There are 3 ways to disposal of asset or liquidate on your books:
Disposal of Assets
- Sell it
- Trade it
- Write it off
Selling an Asset
When you sell an asset you receive consideration (usually money) for it. This means you have to have account for the money you received, the asset has to come off the books and you have to re-capture all of the accumulated depreciation in order to remove the asset completely from your books. The difference between what you received and the book value of the asset is your Gain or (Loss).
The accounting for this is best accomplished with a journal entry. We are dealing with Assets which are increased by debits and decreased by credits. So in order to remove the asset and recognize the Gain/(Loss) the entry will look something like this:
If there is a gain, that will be in the credit column. A loss will show up in the debit column.
When I book the sale or Disposal of Assets. I don’t actually book the first line item to the bank account I book it to a “clearing” account. This way when the deposit comes in I can simply book the deposit with “clearing” under the “From Account” column.
Trading an Asset
When you dispose of an asset by trading it, your are doing basically the same thing as when you sell an asset except that instead of receiving cash for the asset you are receiving an asset.

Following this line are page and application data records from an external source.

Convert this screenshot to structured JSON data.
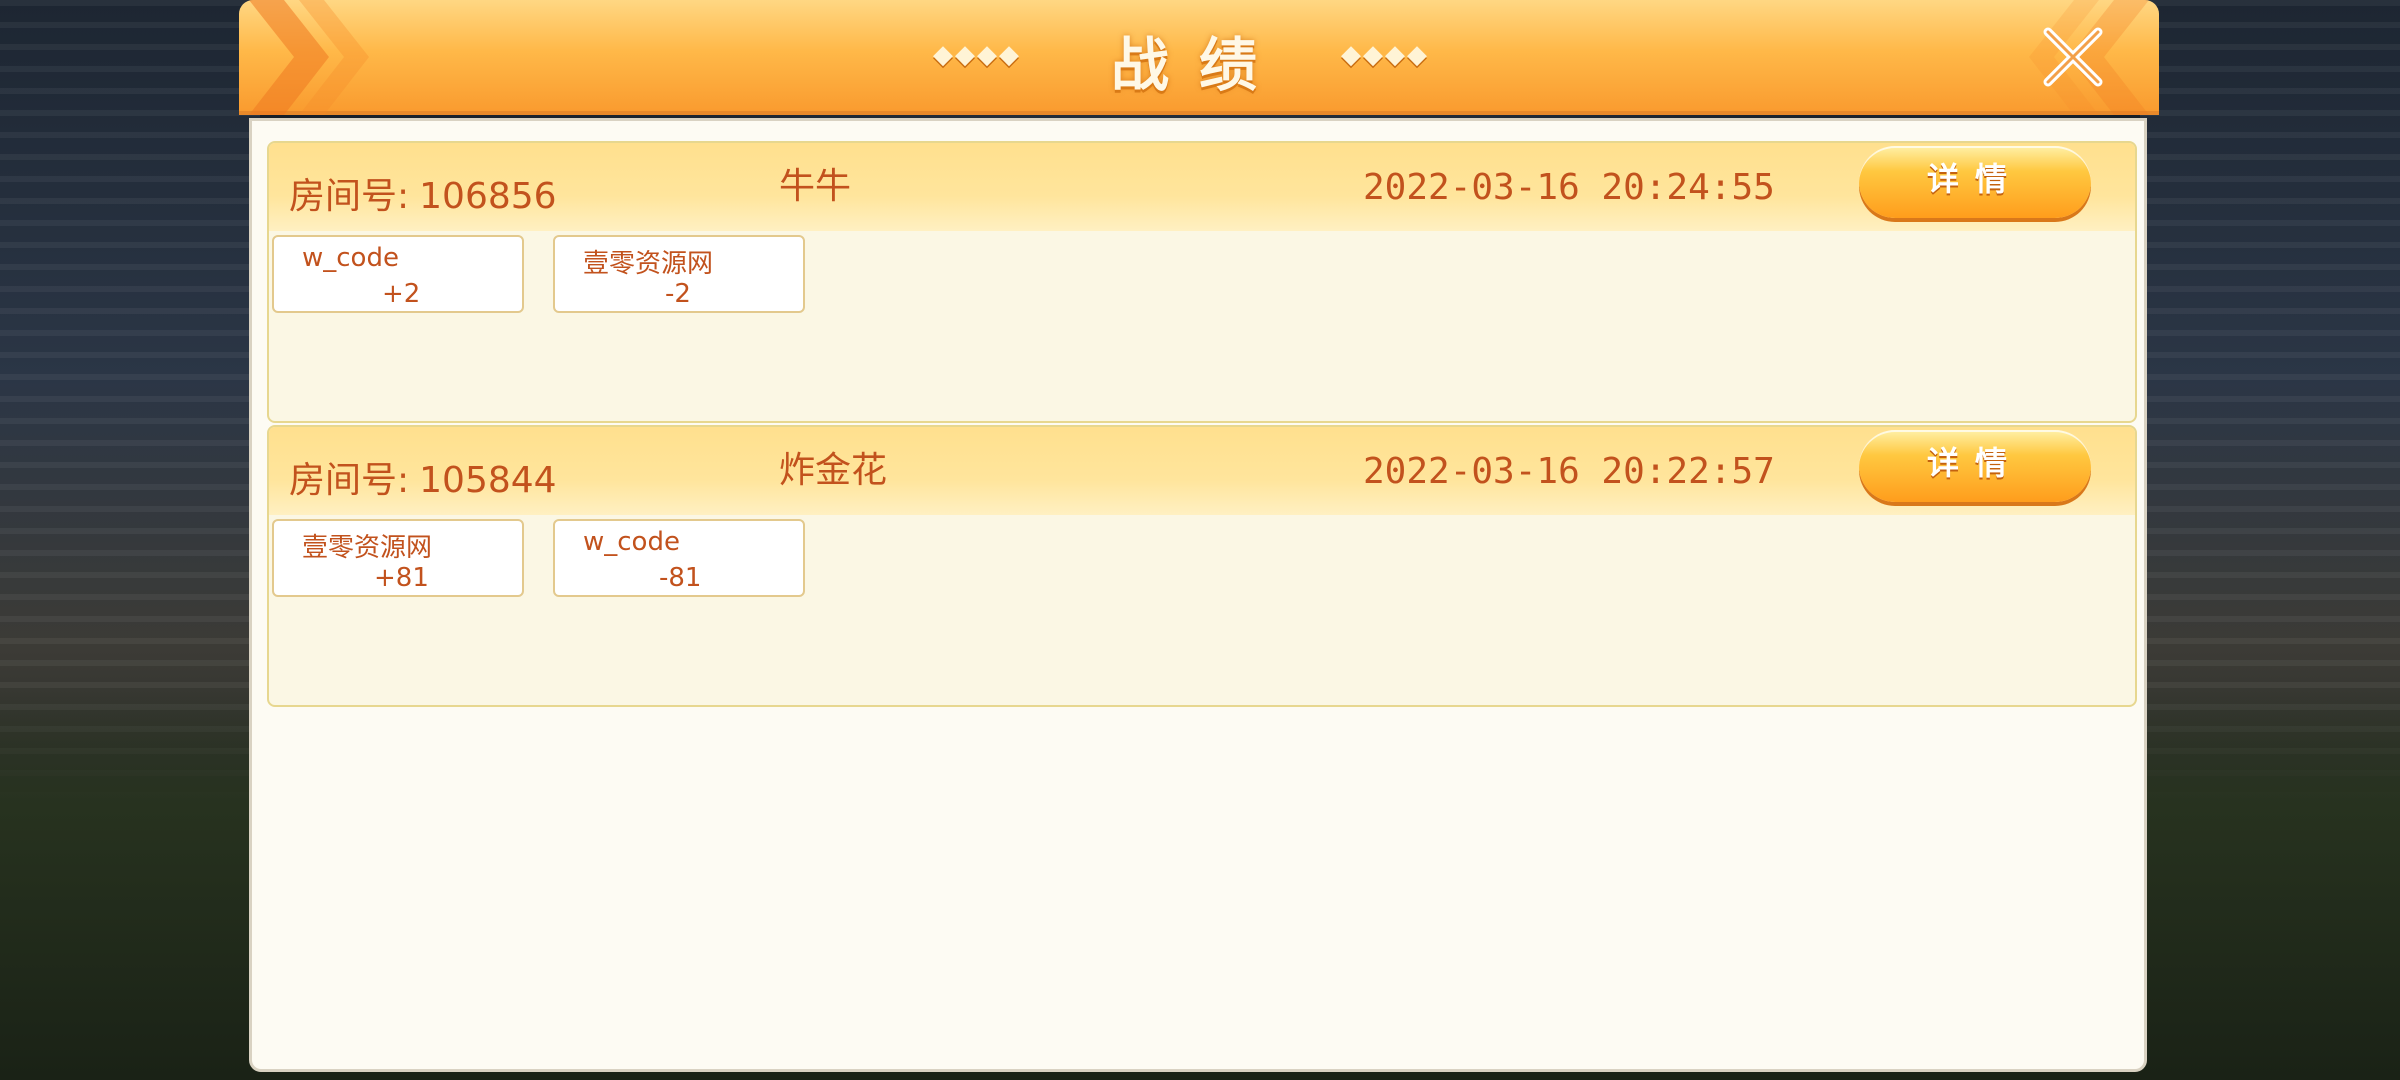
{
  "header": {
    "title": "战绩",
    "deco_left": "◆◆◆◆",
    "deco_right": "◆◆◆◆"
  },
  "records": [
    {
      "room_label": "房间号:",
      "room_number": "106856",
      "game": "牛牛",
      "time": "2022-03-16 20:24:55",
      "details_label": "详情",
      "players": [
        {
          "name": "w_code",
          "score": "+2"
        },
        {
          "name": "壹零资源网",
          "score": "-2"
        }
      ]
    },
    {
      "room_label": "房间号:",
      "room_number": "105844",
      "game": "炸金花",
      "time": "2022-03-16 20:22:57",
      "details_label": "详情",
      "players": [
        {
          "name": "壹零资源网",
          "score": "+81"
        },
        {
          "name": "w_code",
          "score": "-81"
        }
      ]
    }
  ],
  "colors": {
    "text": "#c2521d",
    "header_orange": "#ffb848",
    "panel_bg": "#fdfbf3"
  },
  "icons": {
    "close": "close-x-icon"
  }
}
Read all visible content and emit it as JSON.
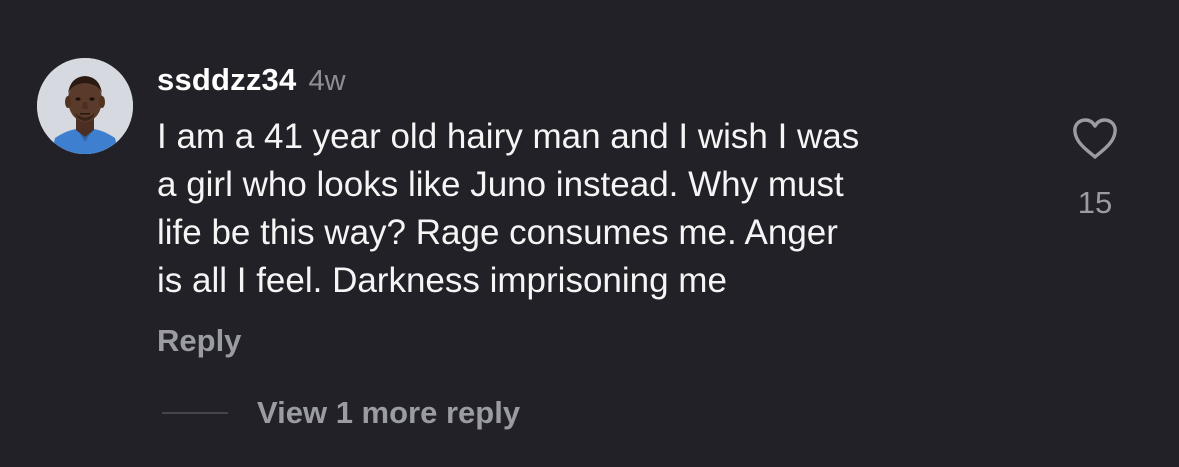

The journal entry will reflect this by showing a line item with a Debit to the new Asset account for the fair value of what was received. If this amount is not obvious a specialist may need to be called in to give an appraisal.
Write off the asset (recognize it has become worthless)
This is the simplest one in terms of the accounting. You simply remove the asset and recapture the depreciation. If the asset for some reason is not fully depreciated then the nu-depreciated portion will be your loss on disposition, but in most cases an asset in this class will be fully depreciated and the Journal Entry is very simple: